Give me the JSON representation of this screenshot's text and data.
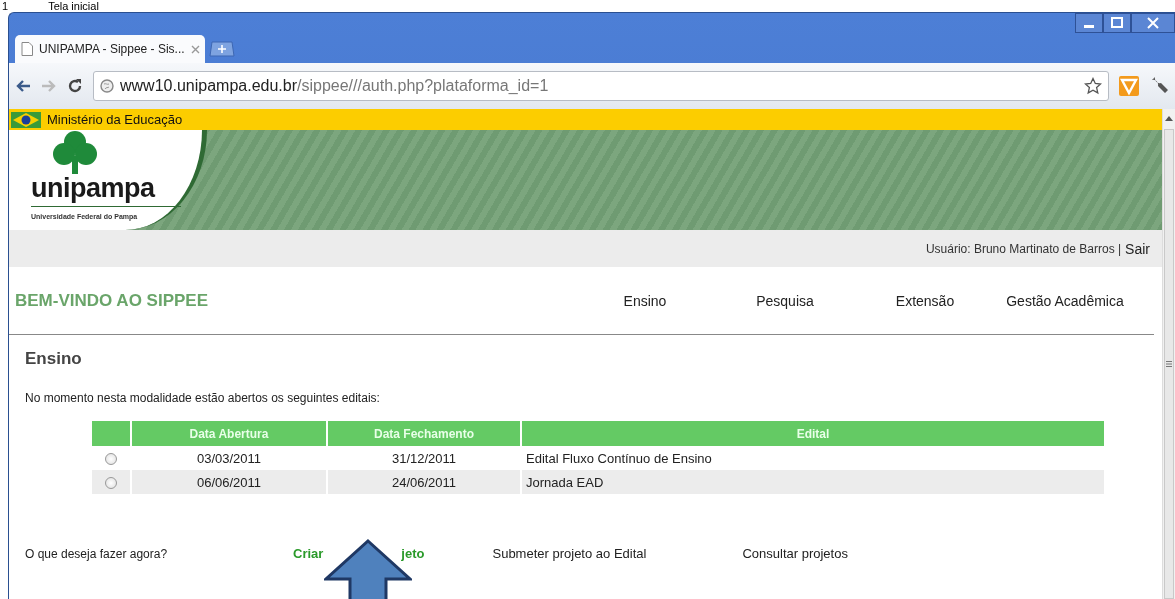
{
  "caption": {
    "number": "1",
    "title": "Tela inicial"
  },
  "browser": {
    "tabs": [
      {
        "title": "UNIPAMPA - Sippee - Sis...",
        "selected": true
      }
    ],
    "address": {
      "host": "www10.unipampa.edu.br",
      "path": "/sippee///auth.php?plataforma_id=1"
    }
  },
  "gov_bar": {
    "label": "Ministério da Educação"
  },
  "logo": {
    "name": "unipampa",
    "subtitle": "Universidade Federal do Pampa"
  },
  "user_bar": {
    "user": "Usuário: Bruno Martinato de Barros |",
    "logout": "Sair"
  },
  "nav": {
    "title": "BEM-VINDO AO SIPPEE",
    "items": [
      {
        "label": "Ensino"
      },
      {
        "label": "Pesquisa"
      },
      {
        "label": "Extensão"
      },
      {
        "label": "Gestão Acadêmica"
      }
    ]
  },
  "section": {
    "heading": "Ensino",
    "intro": "No momento nesta modalidade estão abertos os seguintes editais:"
  },
  "table": {
    "columns": [
      "Data Abertura",
      "Data Fechamento",
      "Edital"
    ],
    "rows": [
      {
        "selected": false,
        "cells": [
          "03/03/2011",
          "31/12/2011",
          "Edital Fluxo Contínuo de Ensino"
        ]
      },
      {
        "selected": false,
        "cells": [
          "06/06/2011",
          "24/06/2011",
          "Jornada EAD"
        ]
      }
    ]
  },
  "actions": {
    "prompt": "O que deseja fazer agora?",
    "items": [
      {
        "kind": "primary",
        "parts": [
          "Criar",
          "jeto"
        ]
      },
      {
        "kind": "plain",
        "parts": [
          "Submeter projeto ao Edital"
        ]
      },
      {
        "kind": "plain",
        "parts": [
          "Consultar projetos"
        ]
      }
    ]
  }
}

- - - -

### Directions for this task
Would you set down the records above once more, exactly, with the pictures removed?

### Answer section
Give me the JSON representation of this screenshot's text and data.
{
  "caption": {
    "number": "1",
    "title": "Tela inicial"
  },
  "browser": {
    "tabs": [
      {
        "title": "UNIPAMPA - Sippee - Sis...",
        "selected": true
      }
    ],
    "address": {
      "host": "www10.unipampa.edu.br",
      "path": "/sippee///auth.php?plataforma_id=1"
    }
  },
  "gov_bar": {
    "label": "Ministério da Educação"
  },
  "logo": {
    "name": "unipampa",
    "subtitle": "Universidade Federal do Pampa"
  },
  "user_bar": {
    "user": "Usuário: Bruno Martinato de Barros |",
    "logout": "Sair"
  },
  "nav": {
    "title": "BEM-VINDO AO SIPPEE",
    "items": [
      {
        "label": "Ensino"
      },
      {
        "label": "Pesquisa"
      },
      {
        "label": "Extensão"
      },
      {
        "label": "Gestão Acadêmica"
      }
    ]
  },
  "section": {
    "heading": "Ensino",
    "intro": "No momento nesta modalidade estão abertos os seguintes editais:"
  },
  "table": {
    "columns": [
      "Data Abertura",
      "Data Fechamento",
      "Edital"
    ],
    "rows": [
      {
        "selected": false,
        "cells": [
          "03/03/2011",
          "31/12/2011",
          "Edital Fluxo Contínuo de Ensino"
        ]
      },
      {
        "selected": false,
        "cells": [
          "06/06/2011",
          "24/06/2011",
          "Jornada EAD"
        ]
      }
    ]
  },
  "actions": {
    "prompt": "O que deseja fazer agora?",
    "items": [
      {
        "kind": "primary",
        "parts": [
          "Criar",
          "jeto"
        ]
      },
      {
        "kind": "plain",
        "parts": [
          "Submeter projeto ao Edital"
        ]
      },
      {
        "kind": "plain",
        "parts": [
          "Consultar projetos"
        ]
      }
    ]
  }
}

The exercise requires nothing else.